WORK ORDER:
The response must contain every line of the records that follow, duplicated exactly.

—————

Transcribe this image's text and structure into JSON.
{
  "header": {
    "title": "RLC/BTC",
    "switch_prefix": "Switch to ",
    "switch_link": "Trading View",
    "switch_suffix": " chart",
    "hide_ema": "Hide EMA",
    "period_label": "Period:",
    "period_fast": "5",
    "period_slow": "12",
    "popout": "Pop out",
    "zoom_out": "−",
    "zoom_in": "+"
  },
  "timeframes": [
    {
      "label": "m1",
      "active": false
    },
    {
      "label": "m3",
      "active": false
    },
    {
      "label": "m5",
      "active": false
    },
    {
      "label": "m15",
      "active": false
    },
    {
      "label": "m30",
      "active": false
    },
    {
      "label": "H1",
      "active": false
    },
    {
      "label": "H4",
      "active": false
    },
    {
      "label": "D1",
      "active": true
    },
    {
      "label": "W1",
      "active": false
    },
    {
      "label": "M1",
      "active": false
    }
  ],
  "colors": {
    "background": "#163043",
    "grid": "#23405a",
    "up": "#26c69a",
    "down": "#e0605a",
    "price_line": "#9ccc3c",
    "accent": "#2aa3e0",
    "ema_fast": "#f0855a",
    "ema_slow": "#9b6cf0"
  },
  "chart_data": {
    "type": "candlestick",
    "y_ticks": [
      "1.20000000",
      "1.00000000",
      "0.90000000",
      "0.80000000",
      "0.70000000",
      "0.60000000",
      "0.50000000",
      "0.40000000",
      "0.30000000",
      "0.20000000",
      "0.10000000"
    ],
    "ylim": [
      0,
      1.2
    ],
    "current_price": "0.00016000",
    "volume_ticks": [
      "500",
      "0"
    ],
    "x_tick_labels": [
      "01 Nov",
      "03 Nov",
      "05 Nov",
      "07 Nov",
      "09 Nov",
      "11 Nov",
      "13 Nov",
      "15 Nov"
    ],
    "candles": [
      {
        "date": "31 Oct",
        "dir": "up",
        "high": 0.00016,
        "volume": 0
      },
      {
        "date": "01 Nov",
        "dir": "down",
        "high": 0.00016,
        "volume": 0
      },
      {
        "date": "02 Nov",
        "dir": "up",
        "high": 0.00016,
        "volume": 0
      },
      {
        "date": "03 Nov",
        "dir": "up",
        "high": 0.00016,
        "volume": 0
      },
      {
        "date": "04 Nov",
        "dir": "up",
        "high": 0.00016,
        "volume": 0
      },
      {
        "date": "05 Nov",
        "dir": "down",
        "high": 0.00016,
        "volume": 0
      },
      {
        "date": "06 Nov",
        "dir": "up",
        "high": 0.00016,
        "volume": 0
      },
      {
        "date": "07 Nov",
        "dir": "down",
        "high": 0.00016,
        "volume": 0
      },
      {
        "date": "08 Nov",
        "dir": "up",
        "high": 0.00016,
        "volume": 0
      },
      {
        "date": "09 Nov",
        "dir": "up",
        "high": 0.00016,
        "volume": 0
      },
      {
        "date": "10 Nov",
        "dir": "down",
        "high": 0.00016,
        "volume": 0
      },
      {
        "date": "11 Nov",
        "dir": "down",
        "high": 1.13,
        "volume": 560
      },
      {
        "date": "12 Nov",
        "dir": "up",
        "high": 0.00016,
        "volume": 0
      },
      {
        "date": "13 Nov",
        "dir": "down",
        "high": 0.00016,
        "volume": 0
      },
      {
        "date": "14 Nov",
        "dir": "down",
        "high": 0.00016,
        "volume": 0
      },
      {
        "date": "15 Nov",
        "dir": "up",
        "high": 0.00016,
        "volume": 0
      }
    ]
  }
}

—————

WRITTEN SOLUTION:
Transcribe this image's text and structure into JSON.
{
  "header": {
    "title": "RLC/BTC",
    "switch_prefix": "Switch to ",
    "switch_link": "Trading View",
    "switch_suffix": " chart",
    "hide_ema": "Hide EMA",
    "period_label": "Period:",
    "period_fast": "5",
    "period_slow": "12",
    "popout": "Pop out",
    "zoom_out": "−",
    "zoom_in": "+"
  },
  "timeframes": [
    {
      "label": "m1",
      "active": false
    },
    {
      "label": "m3",
      "active": false
    },
    {
      "label": "m5",
      "active": false
    },
    {
      "label": "m15",
      "active": false
    },
    {
      "label": "m30",
      "active": false
    },
    {
      "label": "H1",
      "active": false
    },
    {
      "label": "H4",
      "active": false
    },
    {
      "label": "D1",
      "active": true
    },
    {
      "label": "W1",
      "active": false
    },
    {
      "label": "M1",
      "active": false
    }
  ],
  "colors": {
    "background": "#163043",
    "grid": "#23405a",
    "up": "#26c69a",
    "down": "#e0605a",
    "price_line": "#9ccc3c",
    "accent": "#2aa3e0",
    "ema_fast": "#f0855a",
    "ema_slow": "#9b6cf0"
  },
  "chart_data": {
    "type": "candlestick",
    "y_ticks": [
      "1.20000000",
      "1.00000000",
      "0.90000000",
      "0.80000000",
      "0.70000000",
      "0.60000000",
      "0.50000000",
      "0.40000000",
      "0.30000000",
      "0.20000000",
      "0.10000000"
    ],
    "ylim": [
      0,
      1.2
    ],
    "current_price": "0.00016000",
    "volume_ticks": [
      "500",
      "0"
    ],
    "x_tick_labels": [
      "01 Nov",
      "03 Nov",
      "05 Nov",
      "07 Nov",
      "09 Nov",
      "11 Nov",
      "13 Nov",
      "15 Nov"
    ],
    "candles": [
      {
        "date": "31 Oct",
        "dir": "up",
        "high": 0.00016,
        "volume": 0
      },
      {
        "date": "01 Nov",
        "dir": "down",
        "high": 0.00016,
        "volume": 0
      },
      {
        "date": "02 Nov",
        "dir": "up",
        "high": 0.00016,
        "volume": 0
      },
      {
        "date": "03 Nov",
        "dir": "up",
        "high": 0.00016,
        "volume": 0
      },
      {
        "date": "04 Nov",
        "dir": "up",
        "high": 0.00016,
        "volume": 0
      },
      {
        "date": "05 Nov",
        "dir": "down",
        "high": 0.00016,
        "volume": 0
      },
      {
        "date": "06 Nov",
        "dir": "up",
        "high": 0.00016,
        "volume": 0
      },
      {
        "date": "07 Nov",
        "dir": "down",
        "high": 0.00016,
        "volume": 0
      },
      {
        "date": "08 Nov",
        "dir": "up",
        "high": 0.00016,
        "volume": 0
      },
      {
        "date": "09 Nov",
        "dir": "up",
        "high": 0.00016,
        "volume": 0
      },
      {
        "date": "10 Nov",
        "dir": "down",
        "high": 0.00016,
        "volume": 0
      },
      {
        "date": "11 Nov",
        "dir": "down",
        "high": 1.13,
        "volume": 560
      },
      {
        "date": "12 Nov",
        "dir": "up",
        "high": 0.00016,
        "volume": 0
      },
      {
        "date": "13 Nov",
        "dir": "down",
        "high": 0.00016,
        "volume": 0
      },
      {
        "date": "14 Nov",
        "dir": "down",
        "high": 0.00016,
        "volume": 0
      },
      {
        "date": "15 Nov",
        "dir": "up",
        "high": 0.00016,
        "volume": 0
      }
    ]
  }
}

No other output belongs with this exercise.